I decided that I would apply to Tuck’s EA Round, and if I didn’t get in, I would apply to a combination of East Coast schools and West Coast schools. (I really wanted to go to school on the East Coast though–I actually moved from the West Coast to the East Coast so that it would be easier to visit schools and network).

The GMAT – July to September

As I created my to-do list, I quickly realized how far behind I was in the process. At the beginning of July, I realized that I would BARELY have enough time to study and take the GMAT before Tuck’s EA round in October.

I immediately signed up for Magoosh (which I highly recommend as a starting point) and started executing my GMAT plan (my guide can be found here). Studying for the GMAT, working 60 hours a week, and researching applications and tours was not that fun. Thankfully it paid off with a 710, which leads to my first lesson . . .

Lesson One of the MBA Application Process: Take the GMAT as early as possible

The Visits – September

One of the reasons I moved to the East Coast was so that it would be easier to visit prospective schools. I drove to Hanover, NH (Tuck), New Haven (Yale), and Boston (Harvard & MIT). While on the West Coast, I already visited UCLA, Berkeley and Stanford, and I was very familiar with the feel/culture off those schools.
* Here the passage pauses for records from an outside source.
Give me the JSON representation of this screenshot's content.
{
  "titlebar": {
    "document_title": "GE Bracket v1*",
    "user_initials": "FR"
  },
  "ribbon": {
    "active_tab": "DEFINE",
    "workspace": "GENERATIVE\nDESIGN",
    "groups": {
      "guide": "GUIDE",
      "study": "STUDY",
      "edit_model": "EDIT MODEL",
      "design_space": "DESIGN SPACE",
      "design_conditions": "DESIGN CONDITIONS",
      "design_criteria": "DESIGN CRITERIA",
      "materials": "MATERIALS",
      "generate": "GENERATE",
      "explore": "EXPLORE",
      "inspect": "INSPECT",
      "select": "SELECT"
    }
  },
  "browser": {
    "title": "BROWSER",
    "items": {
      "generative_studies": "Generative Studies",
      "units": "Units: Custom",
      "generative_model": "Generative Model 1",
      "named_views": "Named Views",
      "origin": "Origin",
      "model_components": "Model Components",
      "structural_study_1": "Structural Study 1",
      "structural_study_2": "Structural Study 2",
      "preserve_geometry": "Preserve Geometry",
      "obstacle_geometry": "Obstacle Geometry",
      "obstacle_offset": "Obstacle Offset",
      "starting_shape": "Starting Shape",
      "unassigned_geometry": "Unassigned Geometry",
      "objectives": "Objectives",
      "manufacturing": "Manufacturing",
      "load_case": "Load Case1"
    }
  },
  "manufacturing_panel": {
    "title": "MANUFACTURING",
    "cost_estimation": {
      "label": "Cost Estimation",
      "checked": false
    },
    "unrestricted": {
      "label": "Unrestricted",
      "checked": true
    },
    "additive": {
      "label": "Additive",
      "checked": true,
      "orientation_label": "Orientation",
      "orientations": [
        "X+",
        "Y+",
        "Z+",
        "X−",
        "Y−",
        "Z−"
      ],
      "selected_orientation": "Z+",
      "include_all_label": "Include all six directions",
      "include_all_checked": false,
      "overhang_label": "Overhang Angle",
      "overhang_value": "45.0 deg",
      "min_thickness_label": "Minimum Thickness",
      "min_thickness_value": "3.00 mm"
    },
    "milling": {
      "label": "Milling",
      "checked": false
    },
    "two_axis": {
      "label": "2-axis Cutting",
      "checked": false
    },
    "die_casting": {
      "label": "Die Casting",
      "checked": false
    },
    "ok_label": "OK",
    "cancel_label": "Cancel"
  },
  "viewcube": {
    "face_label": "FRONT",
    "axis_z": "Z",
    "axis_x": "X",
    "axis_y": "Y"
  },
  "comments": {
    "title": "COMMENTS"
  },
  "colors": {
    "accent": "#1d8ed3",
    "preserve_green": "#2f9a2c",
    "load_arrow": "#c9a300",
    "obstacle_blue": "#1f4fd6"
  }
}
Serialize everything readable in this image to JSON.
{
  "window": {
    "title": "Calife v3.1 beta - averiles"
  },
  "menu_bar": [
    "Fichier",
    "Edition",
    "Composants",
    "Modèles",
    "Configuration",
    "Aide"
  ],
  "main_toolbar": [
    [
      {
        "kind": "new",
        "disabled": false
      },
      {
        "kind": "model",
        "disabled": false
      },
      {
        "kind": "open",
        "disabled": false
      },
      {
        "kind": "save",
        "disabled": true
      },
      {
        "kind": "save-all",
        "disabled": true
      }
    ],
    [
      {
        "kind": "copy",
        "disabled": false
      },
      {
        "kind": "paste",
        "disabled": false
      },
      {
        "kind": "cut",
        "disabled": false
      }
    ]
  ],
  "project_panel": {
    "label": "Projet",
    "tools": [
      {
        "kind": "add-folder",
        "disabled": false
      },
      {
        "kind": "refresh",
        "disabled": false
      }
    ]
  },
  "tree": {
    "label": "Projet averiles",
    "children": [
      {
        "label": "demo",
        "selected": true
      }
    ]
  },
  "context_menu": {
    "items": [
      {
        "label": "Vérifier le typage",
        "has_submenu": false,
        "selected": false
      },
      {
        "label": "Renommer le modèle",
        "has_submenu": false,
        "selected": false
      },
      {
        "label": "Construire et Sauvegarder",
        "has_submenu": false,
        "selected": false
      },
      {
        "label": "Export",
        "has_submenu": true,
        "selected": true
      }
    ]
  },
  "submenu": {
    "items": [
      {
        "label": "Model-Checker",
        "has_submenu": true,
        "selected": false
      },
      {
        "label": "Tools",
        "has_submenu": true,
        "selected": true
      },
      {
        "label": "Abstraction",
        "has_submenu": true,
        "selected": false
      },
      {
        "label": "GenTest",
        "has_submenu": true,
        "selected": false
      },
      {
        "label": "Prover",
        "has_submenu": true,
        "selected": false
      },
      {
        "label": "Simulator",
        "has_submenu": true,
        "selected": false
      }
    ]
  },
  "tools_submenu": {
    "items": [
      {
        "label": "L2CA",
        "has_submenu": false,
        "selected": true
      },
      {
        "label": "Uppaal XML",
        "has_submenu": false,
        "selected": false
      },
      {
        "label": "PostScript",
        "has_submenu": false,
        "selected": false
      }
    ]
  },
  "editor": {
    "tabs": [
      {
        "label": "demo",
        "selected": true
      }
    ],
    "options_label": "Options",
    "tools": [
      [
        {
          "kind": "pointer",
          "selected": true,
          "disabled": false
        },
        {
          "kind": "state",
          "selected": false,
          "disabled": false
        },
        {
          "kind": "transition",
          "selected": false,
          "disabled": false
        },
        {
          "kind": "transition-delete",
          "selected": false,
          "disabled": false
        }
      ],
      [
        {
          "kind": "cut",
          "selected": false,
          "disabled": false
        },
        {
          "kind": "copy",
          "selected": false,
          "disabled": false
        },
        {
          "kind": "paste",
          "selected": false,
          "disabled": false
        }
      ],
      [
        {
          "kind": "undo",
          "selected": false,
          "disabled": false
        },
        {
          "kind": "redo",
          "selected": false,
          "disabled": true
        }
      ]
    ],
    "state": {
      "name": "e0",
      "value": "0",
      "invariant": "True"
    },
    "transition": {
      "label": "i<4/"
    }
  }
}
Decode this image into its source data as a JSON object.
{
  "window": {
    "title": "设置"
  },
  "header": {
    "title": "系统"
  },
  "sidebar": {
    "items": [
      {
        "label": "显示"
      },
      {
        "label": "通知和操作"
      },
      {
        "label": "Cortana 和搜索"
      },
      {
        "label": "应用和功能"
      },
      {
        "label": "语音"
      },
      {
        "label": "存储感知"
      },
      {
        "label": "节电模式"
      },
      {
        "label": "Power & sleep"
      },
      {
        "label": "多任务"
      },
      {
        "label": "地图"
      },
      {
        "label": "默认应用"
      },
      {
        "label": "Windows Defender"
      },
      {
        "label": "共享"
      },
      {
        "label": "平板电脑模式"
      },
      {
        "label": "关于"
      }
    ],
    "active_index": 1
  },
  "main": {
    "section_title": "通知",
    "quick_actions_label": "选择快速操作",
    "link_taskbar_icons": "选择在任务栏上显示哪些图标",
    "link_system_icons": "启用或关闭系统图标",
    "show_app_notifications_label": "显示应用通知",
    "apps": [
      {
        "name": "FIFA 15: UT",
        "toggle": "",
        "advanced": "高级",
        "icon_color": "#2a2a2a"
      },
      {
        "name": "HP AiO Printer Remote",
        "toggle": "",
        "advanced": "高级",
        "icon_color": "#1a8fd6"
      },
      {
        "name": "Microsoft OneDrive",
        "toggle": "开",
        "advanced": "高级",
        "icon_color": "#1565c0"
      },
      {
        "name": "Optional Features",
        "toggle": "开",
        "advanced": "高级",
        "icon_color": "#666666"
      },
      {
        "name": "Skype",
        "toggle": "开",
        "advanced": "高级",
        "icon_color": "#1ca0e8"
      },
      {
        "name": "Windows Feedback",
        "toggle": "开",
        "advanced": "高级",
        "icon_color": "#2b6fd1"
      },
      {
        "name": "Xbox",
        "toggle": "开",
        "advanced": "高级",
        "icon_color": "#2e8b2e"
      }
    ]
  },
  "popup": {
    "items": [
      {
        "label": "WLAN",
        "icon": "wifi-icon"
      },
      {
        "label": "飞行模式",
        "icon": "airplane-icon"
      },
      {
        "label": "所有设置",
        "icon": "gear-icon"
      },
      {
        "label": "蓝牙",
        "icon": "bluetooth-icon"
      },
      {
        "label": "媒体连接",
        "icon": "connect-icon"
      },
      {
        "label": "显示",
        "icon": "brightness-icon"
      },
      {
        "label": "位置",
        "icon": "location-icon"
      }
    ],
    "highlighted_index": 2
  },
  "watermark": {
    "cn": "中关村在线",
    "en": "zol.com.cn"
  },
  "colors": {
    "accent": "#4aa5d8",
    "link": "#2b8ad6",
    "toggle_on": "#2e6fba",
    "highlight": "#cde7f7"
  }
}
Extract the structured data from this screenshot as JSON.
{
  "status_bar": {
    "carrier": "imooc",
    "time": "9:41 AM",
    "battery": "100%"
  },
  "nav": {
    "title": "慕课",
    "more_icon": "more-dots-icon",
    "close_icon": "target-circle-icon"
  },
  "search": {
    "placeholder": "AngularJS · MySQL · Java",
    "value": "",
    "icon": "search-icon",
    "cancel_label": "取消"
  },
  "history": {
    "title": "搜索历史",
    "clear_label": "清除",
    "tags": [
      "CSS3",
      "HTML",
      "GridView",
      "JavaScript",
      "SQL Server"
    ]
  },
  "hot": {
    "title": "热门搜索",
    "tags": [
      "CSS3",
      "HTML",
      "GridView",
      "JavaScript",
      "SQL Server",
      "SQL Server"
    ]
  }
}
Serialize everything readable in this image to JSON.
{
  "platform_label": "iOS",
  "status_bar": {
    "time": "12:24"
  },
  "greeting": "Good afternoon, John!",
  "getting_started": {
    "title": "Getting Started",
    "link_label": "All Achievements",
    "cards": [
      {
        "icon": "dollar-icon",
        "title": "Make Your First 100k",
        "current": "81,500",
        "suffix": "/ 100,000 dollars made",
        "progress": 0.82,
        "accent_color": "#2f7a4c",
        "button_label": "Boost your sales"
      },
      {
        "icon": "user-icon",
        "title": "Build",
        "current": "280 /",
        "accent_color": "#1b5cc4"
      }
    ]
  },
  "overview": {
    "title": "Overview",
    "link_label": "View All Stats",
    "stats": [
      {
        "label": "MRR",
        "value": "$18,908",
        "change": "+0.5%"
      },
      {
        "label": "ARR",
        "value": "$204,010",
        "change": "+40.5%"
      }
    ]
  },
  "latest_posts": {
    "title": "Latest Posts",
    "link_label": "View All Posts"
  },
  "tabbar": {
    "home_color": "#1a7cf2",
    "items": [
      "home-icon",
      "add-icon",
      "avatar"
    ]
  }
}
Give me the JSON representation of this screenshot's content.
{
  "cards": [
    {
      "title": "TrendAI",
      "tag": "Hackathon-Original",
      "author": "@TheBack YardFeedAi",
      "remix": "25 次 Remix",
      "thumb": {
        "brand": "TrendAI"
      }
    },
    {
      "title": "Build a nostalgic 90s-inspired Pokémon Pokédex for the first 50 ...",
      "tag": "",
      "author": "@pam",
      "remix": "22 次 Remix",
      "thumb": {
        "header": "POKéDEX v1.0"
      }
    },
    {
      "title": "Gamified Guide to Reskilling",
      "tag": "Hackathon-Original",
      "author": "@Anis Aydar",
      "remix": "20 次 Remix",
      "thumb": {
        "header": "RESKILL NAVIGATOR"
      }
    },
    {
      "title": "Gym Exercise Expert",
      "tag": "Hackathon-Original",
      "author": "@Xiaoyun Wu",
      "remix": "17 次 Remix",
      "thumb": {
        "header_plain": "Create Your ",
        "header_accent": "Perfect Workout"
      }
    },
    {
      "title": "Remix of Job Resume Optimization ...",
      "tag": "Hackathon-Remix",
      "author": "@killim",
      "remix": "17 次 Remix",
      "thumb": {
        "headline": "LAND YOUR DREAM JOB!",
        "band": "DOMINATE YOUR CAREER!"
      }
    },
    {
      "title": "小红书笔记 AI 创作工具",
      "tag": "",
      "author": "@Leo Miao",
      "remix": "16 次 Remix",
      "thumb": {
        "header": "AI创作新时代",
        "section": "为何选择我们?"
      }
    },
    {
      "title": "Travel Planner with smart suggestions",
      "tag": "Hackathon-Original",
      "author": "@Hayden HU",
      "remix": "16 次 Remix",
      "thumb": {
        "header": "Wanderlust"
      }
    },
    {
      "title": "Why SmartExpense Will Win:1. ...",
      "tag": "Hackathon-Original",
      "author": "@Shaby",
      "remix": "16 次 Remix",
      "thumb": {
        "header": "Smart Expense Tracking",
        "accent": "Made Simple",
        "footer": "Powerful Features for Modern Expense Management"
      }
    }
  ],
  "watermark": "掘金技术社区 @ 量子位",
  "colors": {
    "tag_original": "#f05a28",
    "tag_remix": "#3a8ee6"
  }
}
Looking back, I wish I had a guide of when you could visit schools (there are a lot of stipulations if you would like a tour/class visit and in Tuck’s case an open interview). Also some of the schools discourage and/or won’t allow Fall visits due to it being disruptive to the First Years. Which leads to my next lesson learned . . .

Lesson Two: If possible, visit Schools in the Spring

The Application – September & October

I created a great schedule to keep me on track. Recommendations, transcripts, and application form were all tackled early (recommendations and transcripts can take awhile, so make sure you start early).

However, what I didn’t foresee is how difficult it would be for me to write my essays. After not writing creatively for ~4 years, it was REALLY challenging. I only started getting traction when I just wrote everything out (as opposed to continually stop at each sentence and rewrite) and then revised and shortened. This process took way to long in my opinion which leads to my third lesson . . .

Lesson Three: Finish the essays as soon as you can, and then revise, revise, revise.

The Admission Decision – December 

After applying in October, I found it very hard to stay focused on my applications and essays. I then got a new project and promotion, forcing me to rethink my MBA application process strategy. My plan of applying to one school EA, waiting for a decision, and then applying to the others in R2 in January started to not make as much sense to me. What I should have been doing is to quickly decide not to apply to the other schools (I still have plenty of time since I am 26) and started to study for the GMAT again to improve my 710.

When I received my waitlist decision in December, I realized that I had just “wasted” two months of going back and forth instead of creating a more valuable profile. Leading to my last lesson learned . . .

Lesson Four: Keep yourself busy, proactively create value, and don’t put all your eggs in one basket.

What I would have done differently – 2014!

  1. Started earlier (GMAT, applications, visiting)
  2. Applied to all my schools in EA or R1
  3. Spoke to a professional consultant for at least a free 30 minute profile
  4. Retaken my 710 GMAT
  5. Not adopted the “wait around for the decision” mentality